There is Ashlee, my friend, my support worker and my mentor.

Ash, you have given me so much confidence in myself as an artist. You have taught me so much about the artistic process as well as different kinds of art. And I know I still have more to learn from you.

Ashlee and Sam creating with resin.

There are so many incredible women working at, and taking classes at Art Mania. I won’t list you all, but you all, in different ways, have helped and supported and encouraged me. From advice on how to tackle a project. Telling me where I’ve got lost with work. And just giving me a safe place to blossom and create. I love you all and acknowledge you all as women to be proud of, lucky to know and spend time with.

Fee and Sam.

I can’t finish however, without first acknowledging one other incredible woman. And that is Fee. Mother and creater of Art Mania. My big sister and mentor. The one who praises when it’s deserved and needed. And who gives me a good push and talking to when I’m being negative and self destructive. I am a better, stronger woman thanks to you Fee. I’m in a better place mentally and I’ve found what my heart has always longed for.

Thank you too all of you at Art Mania. And here’s to all the strong, beautiful, intelligent women around the world. Happy International Women’s day.

How journaling made me organised

By | Art, Disability
When I was a child and couldn’t find my shoes or some other possession, mum would tell me that she would not always be around to find things for me. That as a person who is blind, it was even more important that I was organised and put my things away where they belong.

Every time I can’t find my shoes, my keys (the list could go on for several pages), I hear mum’s voice in my head reminding me of the importance of being organised. My brother, who lives with me will also tell you that I am constantly buying tools, storage etc to help me be more organised. I still lose track of my keys, my purse, my damn shoes. And then, my saviour arrived at Art Mania.

Well, Bek has in fact been with us for the last twelve months, or close to it. If you haven’t met her, Bek is responsible for all of the social media Art Mania puts out to keep you all informed. She also makes it possible for you to read these posts that I write. I write a blog post, email it to Bek and she does the proofing and uploading for me.

Last year, Bek came up with the brilliant idea to run a series of workshops on journaling. The first of these workshops was held on Saturday at the Hunter Wetlands. This first one, was called Journaling for Organisation.

I just knew, if there was going to be a workshop I had to do this year, it would be this one. And I was right. By following the simple structure and methods that Bek taught us, I have been able to put everything on paper and break things down. I came up with step by step strategies that leave me feeling less out of control. I felt like I could breathe again.

What’s even better is that this Saturday, the next journaling workshop takes place at the Wetlands. And a week later is the last of the three. This second workshop is journaling for creativity. I love the idea that I will be able to get all my ideas out of my head and on paper.

I don’t know about other creative people, but personally, sometimes my brain feels so full of ideas I don’t know how to untangle them.

And hey, you get to play with stationary of all kinds. So all you stationary lovers will be in heaven.
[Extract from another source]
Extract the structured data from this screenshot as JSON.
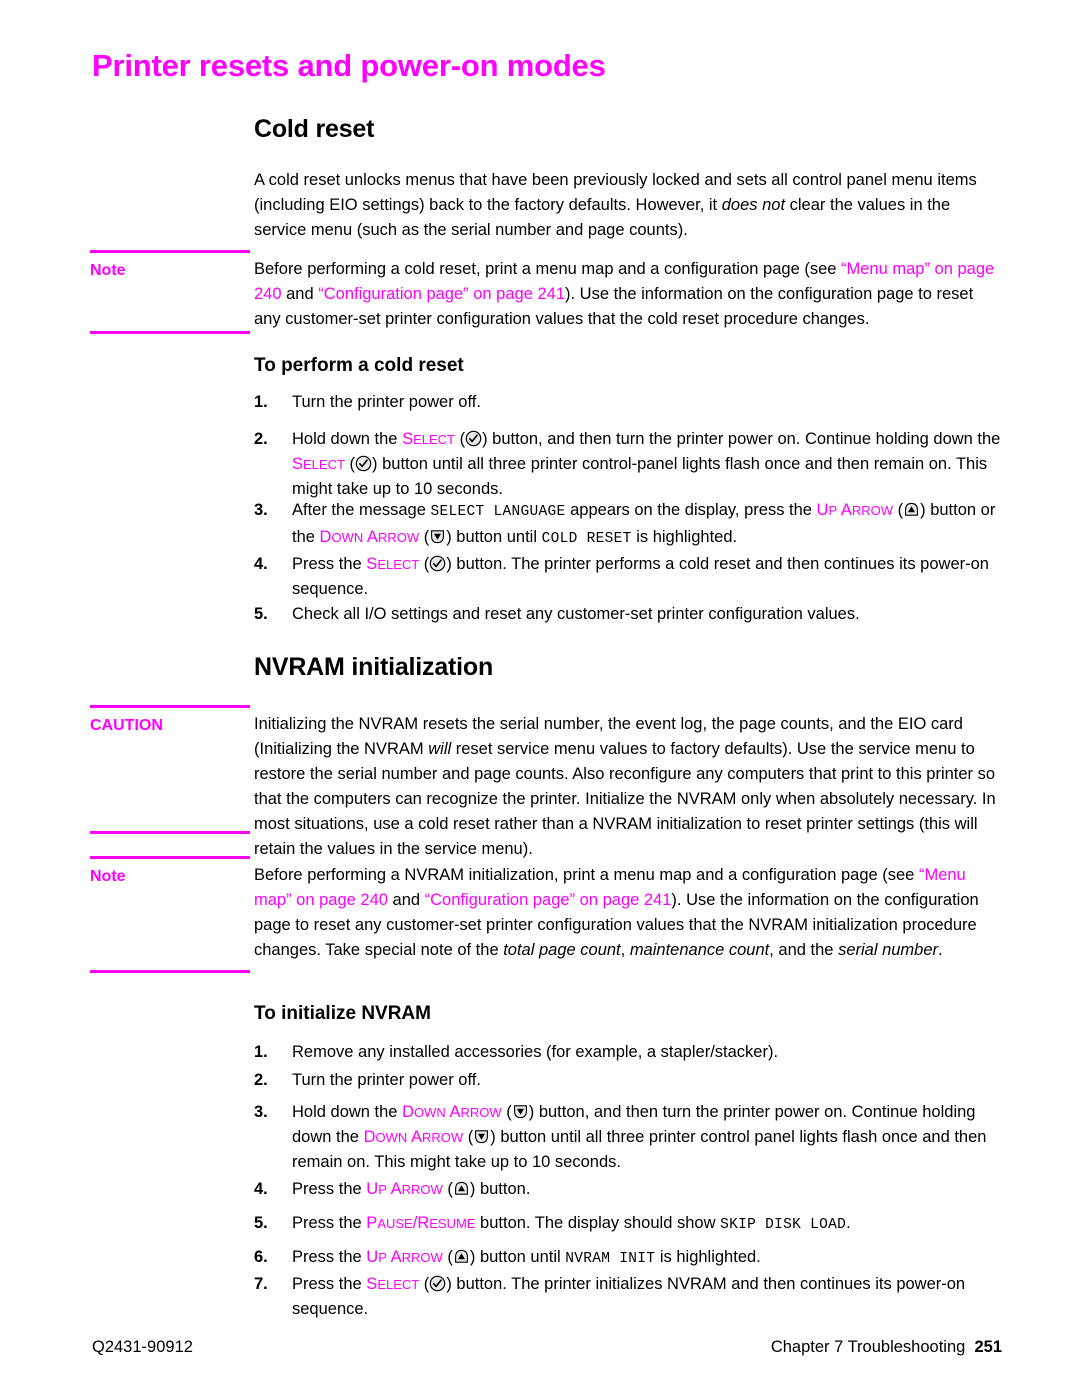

The third workshop is Journaling for well being. One of the downsides of being a creative, is that you can so wrapped up in your creations, the simple, day to day things can slip the mind and get buried in the other incidental tasks of day to day life. I know when I am creating, I don’t look after myself as well as I could, or should. I can forget to eat, miss medication. It should be such a natural, instinctual thing to do, to take care of yourself, but this isn’t always the case.

Does any of this resonate for you? If so you really should come join us for the next two Saturdays. You will have so much fun and learn some really handy stuff for dealing with life. That way you can stop worrying about the little things and have more time for the fun stuff, like creating.

 

-Sam Ogilvie